The word "JSON" marks the lines to report; pull each of them from the listing.

═══ Available records

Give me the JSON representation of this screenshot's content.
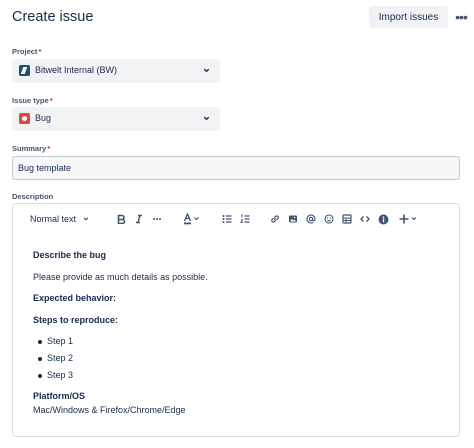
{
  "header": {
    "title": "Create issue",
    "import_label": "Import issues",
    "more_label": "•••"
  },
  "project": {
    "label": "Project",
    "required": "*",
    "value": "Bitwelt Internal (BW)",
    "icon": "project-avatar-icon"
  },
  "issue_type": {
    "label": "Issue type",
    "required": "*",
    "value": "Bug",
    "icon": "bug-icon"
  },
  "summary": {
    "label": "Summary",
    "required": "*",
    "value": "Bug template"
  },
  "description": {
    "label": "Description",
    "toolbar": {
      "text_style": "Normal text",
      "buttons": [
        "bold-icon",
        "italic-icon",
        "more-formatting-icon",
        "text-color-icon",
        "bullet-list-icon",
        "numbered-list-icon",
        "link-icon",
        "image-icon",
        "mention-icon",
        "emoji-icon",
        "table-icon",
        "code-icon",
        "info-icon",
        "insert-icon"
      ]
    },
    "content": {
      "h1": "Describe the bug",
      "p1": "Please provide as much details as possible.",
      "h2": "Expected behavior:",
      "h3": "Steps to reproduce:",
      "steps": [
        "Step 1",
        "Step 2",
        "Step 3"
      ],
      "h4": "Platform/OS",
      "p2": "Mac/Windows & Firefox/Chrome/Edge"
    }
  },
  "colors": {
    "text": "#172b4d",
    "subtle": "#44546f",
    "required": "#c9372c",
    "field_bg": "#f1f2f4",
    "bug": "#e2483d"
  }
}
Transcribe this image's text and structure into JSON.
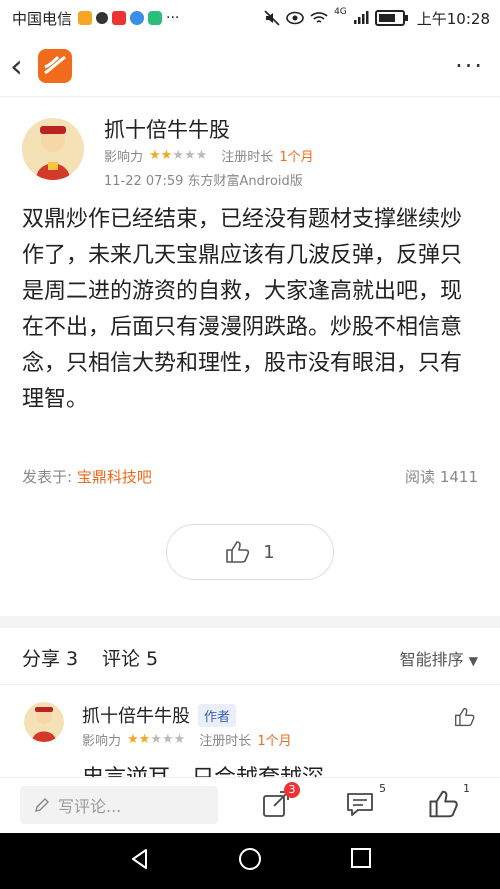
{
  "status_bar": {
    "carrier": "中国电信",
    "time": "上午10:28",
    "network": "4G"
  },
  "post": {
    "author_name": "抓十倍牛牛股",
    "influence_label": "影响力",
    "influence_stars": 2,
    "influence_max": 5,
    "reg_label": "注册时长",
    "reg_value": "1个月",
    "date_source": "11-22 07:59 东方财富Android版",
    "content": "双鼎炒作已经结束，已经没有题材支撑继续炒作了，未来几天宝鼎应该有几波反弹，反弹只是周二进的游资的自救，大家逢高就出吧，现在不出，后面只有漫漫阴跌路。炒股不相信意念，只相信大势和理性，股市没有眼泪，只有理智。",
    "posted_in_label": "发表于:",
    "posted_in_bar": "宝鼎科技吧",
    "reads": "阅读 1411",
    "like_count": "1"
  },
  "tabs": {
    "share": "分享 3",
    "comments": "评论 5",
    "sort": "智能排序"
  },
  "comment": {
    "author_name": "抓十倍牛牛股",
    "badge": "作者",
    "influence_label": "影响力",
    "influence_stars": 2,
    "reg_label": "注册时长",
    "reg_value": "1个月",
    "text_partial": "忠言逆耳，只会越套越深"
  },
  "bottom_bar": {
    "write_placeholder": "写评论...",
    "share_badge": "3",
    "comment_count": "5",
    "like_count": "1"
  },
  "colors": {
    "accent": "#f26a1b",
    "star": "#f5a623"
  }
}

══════
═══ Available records

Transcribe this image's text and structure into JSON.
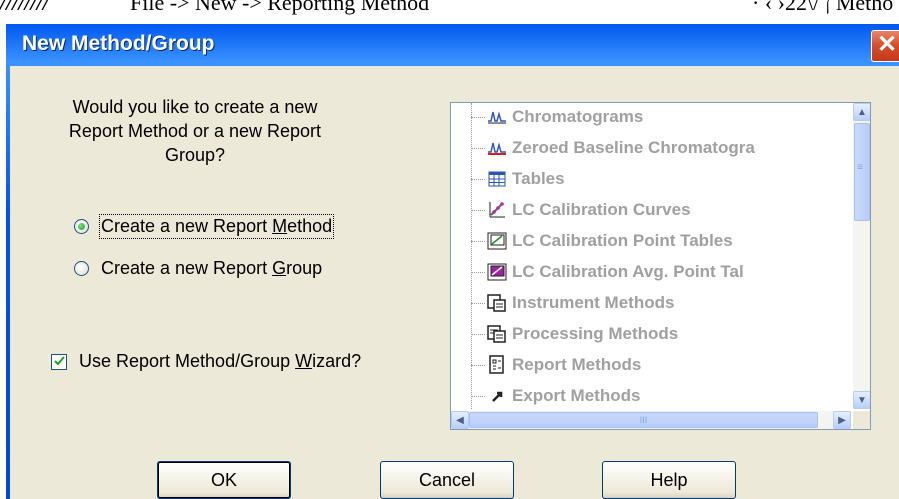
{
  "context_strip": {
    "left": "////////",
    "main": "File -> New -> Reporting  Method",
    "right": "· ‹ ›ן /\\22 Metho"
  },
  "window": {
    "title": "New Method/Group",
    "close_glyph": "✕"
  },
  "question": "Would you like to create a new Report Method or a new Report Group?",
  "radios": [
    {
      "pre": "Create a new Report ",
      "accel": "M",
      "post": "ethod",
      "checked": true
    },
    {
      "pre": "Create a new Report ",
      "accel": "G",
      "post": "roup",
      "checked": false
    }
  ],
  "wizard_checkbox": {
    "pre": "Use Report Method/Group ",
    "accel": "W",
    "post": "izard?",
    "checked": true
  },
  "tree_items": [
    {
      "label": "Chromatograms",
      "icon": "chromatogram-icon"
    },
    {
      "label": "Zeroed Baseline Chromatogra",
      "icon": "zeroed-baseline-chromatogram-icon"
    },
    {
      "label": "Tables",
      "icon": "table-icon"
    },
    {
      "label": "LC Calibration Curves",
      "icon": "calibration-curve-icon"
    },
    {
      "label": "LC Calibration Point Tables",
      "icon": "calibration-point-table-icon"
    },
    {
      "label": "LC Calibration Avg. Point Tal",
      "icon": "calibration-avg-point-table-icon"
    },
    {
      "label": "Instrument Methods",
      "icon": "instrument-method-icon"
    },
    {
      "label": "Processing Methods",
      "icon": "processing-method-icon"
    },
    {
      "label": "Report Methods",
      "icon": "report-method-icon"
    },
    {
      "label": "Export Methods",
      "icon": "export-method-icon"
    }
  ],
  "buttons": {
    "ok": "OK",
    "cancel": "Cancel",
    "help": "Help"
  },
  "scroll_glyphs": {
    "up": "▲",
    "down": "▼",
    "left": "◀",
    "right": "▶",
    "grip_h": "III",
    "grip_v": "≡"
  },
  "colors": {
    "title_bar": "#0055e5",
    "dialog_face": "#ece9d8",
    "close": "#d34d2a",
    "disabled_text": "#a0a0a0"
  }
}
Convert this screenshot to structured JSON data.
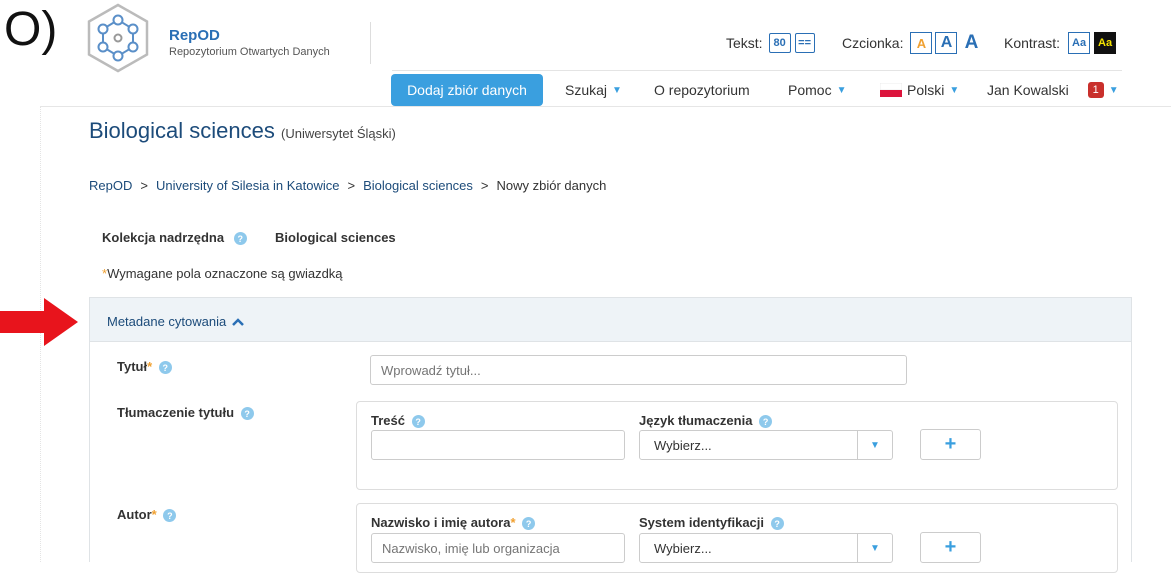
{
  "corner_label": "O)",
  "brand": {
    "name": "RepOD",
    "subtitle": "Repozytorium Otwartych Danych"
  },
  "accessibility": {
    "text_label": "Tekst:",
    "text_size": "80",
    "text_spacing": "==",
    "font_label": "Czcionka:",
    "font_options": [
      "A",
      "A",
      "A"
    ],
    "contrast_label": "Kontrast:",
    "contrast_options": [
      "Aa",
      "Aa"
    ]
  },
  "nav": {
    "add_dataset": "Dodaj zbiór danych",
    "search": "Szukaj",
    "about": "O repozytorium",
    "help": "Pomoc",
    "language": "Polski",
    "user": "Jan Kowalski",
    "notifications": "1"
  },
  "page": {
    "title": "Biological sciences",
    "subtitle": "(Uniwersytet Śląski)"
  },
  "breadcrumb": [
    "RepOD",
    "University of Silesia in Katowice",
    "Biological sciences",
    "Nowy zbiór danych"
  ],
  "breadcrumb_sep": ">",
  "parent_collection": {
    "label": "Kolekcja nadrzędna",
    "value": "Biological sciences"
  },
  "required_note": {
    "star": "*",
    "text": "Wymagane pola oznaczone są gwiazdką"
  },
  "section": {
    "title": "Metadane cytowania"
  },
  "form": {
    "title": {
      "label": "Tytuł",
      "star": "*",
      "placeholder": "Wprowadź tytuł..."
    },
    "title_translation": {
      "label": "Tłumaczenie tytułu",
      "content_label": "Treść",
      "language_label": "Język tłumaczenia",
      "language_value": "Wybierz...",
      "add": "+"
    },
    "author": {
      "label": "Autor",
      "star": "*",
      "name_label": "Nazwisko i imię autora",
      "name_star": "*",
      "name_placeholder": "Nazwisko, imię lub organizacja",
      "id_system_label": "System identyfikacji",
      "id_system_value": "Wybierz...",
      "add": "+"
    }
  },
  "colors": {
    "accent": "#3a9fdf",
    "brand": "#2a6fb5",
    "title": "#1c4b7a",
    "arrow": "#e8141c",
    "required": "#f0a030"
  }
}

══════

▶ _Response_:
Give me the JSON representation of this screenshot's content.
Transcribe this image's text and structure into JSON.
Transcribe this image's text and structure into JSON.
Convert this screenshot to structured JSON data.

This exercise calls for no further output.